And those tactics can be particularly heartbreaking. Like some employment scams that offer a fake front complete with shiny websites, a robust application process, and multiple interviews, romance scams are considered “high touch” scams. This means that scammers engage in a lot of contact with potential victims in order to sell the idea that what they say is genuine, whether it be their professional or romantic interest. Here is an excerpt from one testimonial:

“It has been over 2 years since my scam heartbreak. I not only had my heart broken but lost $25,000 of my savings. It all started when my husband of 25 years dumped me for a 20 year old Asian girl... I was contacted by a handsome 65-year-old man calling himself Jeff Thomas. He said he was an engineer and lived in Sydney but was willing to relocate as he was about to retire… He sent me photos of the bridge [he was supposedly working on], I was convinced this was real even though there were many red flags !!!” – “Story 2”

Avoiding the Scam

Here are some common red flags to help you steer clear while looking for love:

  • Being contacted by someone who is currently far away
  • Things move quickly and are too good to be true
  • Always breaking promises to meet up in person
  • If the person asks you for money to help fund some necessary expense (i.e., traveling, passport, medical, etc.)
  • If they need a specific form of payment
  • If the person offers to send you money for some reason

One common theory for why romance scams are increasing is the growing popularity of online dating services, and, of course, the coronavirus may have also bolstered that trend. With more people less likely to go out to meet people during a pandemic, folks are putting themselves out there through a myriad of popular dating apps. However, while “many people report losing money on romance scams that start on dating apps, even more say they are targeted on social media,” a potential scam encounter can start pretty much anywhere online, so it is important to be vigilant ("Romance Scams..." pg. 2).

Once you are aware of the red flags that people commonly report during romance scams, it will become easier to spot one. In general, scammers do their best to appear to be an authentic and trustworthy entity before revealing something that needs to be addressed quickly, which is when they will try to ramp up the pressure by being charming, threatening, or tugging at the victim’s heartstrings. Finally, one last tell-tale sign is if a scammer asks you to pay you in a specific way (money transfer and gift cards are two common examples) ("How to Avoid Scams"). The FTC recommends taking the following steps to avoid becoming a victim ("Romance Scams..." pg. 2):

  • Reverse-image search, opens a new window a photo to see if the image truly belongs to the person
  • Never send money to someone you met online, even if they sent you money first
  • Ask someone you trust to give their perspective. Because of the nature of the scam, many people are willing to downplay potential red flags if it means finding love!
  • Slow things down and ask plenty of clarifying questions.

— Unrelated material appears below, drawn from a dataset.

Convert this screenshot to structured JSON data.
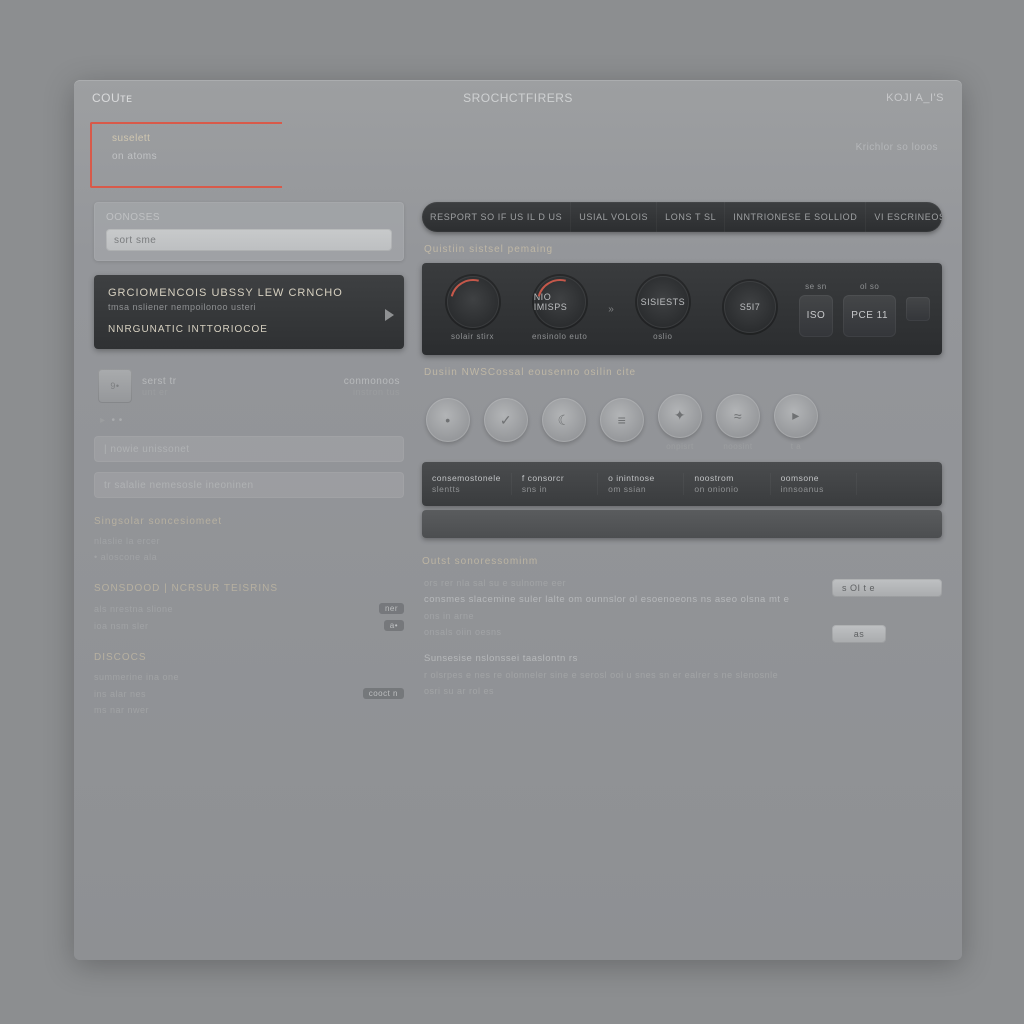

If you have been scammed, contact your bank immediately to see about retrieving the funds. Be sure to report scams to the FTC and Better Business Bureau in order to help others from falling victim.

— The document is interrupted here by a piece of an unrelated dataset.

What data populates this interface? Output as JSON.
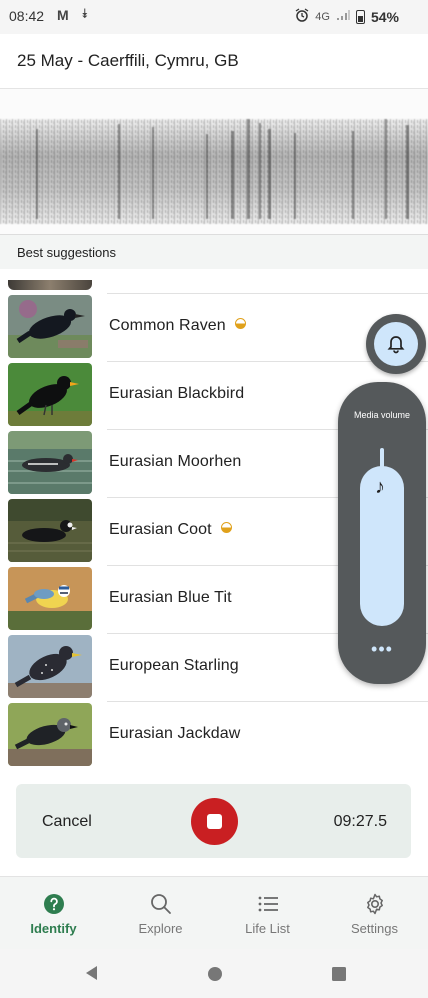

2020 BBB Scam Tracker Risk Report, BBB Institute for Marketplace Trust, 2021, p. 1-44.

“How to Avoid a Scam.” Federal Trade Commission Consumer Information,, opens a new window. Accessed 18 January 2022.

“Romance Scams take record dollars in 2020.” Consumer Protection: Data Spotlight, February 2021, p.1-3. Accessed 7 December 2021.

RR. “Story 2.” Romance Scam Survivor,, opens a new window. Accessed 20 January 2022.